Nonverbal communication can be express through facial expressions, touch, your tone of voice and even your
appearance. When dealing with customers, your nonverbal message should be clear and understandable, so the
interaction between the two of you doesn't affect the customer in a negative way. Nonverbal messages should
always coincide with what you are saying verbally. The nonverbal message can mean one thing to you but mean
something completely different to the receiver. For example, if you smile after making a comment, one person
may conclude that you are being funny, while another may consider the smile as a gesture of friendliness.
One experience of nonverbal communication being miscommunicated was when I visited a boutique a few weeks
ago. When I entered the store, the clerk starred at me and continued to do so as I walked around the store. After
15 minutes of being uncomfortable, I headed towards the door to leave and she said, "I'm sorry to keep starring
but I have been trying to read your t-shirt since you walked in the store". The awkwardness of the store clerk
staring at me made me feel like she was watching as if I was a thief, but she was only admiring my t-shirt.

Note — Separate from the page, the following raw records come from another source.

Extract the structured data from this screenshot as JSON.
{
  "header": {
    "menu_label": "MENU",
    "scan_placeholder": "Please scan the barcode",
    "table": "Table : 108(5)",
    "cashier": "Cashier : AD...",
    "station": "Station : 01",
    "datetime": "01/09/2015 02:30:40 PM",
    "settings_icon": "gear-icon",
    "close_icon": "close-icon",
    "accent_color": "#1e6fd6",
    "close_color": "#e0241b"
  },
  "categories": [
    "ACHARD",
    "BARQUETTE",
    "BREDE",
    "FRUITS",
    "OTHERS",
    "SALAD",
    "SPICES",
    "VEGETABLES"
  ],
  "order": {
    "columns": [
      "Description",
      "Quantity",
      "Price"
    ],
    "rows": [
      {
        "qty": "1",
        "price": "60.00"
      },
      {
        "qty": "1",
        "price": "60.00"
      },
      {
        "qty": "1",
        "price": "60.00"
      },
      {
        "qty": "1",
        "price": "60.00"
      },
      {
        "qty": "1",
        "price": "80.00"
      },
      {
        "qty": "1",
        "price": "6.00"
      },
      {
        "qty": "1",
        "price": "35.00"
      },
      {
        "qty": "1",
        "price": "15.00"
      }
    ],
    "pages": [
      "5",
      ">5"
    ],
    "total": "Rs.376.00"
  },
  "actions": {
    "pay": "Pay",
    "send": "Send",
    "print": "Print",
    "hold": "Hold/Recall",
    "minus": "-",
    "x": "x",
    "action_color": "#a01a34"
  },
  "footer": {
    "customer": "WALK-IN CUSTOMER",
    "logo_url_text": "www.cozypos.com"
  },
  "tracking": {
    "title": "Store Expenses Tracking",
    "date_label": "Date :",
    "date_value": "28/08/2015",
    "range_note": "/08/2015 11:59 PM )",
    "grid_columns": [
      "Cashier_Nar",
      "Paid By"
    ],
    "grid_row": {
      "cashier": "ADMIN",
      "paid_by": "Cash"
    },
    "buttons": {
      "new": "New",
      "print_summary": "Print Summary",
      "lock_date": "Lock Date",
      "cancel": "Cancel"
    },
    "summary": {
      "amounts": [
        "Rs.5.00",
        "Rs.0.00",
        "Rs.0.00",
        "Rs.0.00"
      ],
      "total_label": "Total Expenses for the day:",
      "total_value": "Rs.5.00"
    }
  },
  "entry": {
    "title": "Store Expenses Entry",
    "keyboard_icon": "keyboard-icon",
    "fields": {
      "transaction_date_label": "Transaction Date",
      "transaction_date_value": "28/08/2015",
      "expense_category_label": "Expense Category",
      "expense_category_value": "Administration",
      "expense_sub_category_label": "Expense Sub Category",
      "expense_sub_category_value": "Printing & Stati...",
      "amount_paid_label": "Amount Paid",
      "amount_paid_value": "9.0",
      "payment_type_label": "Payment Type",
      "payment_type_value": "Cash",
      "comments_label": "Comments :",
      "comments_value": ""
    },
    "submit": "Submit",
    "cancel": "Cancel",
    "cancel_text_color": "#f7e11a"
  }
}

Lehman, C., DuFrene, D., & Walker, R. (2016). BCOM. Boston: Cengage Learning.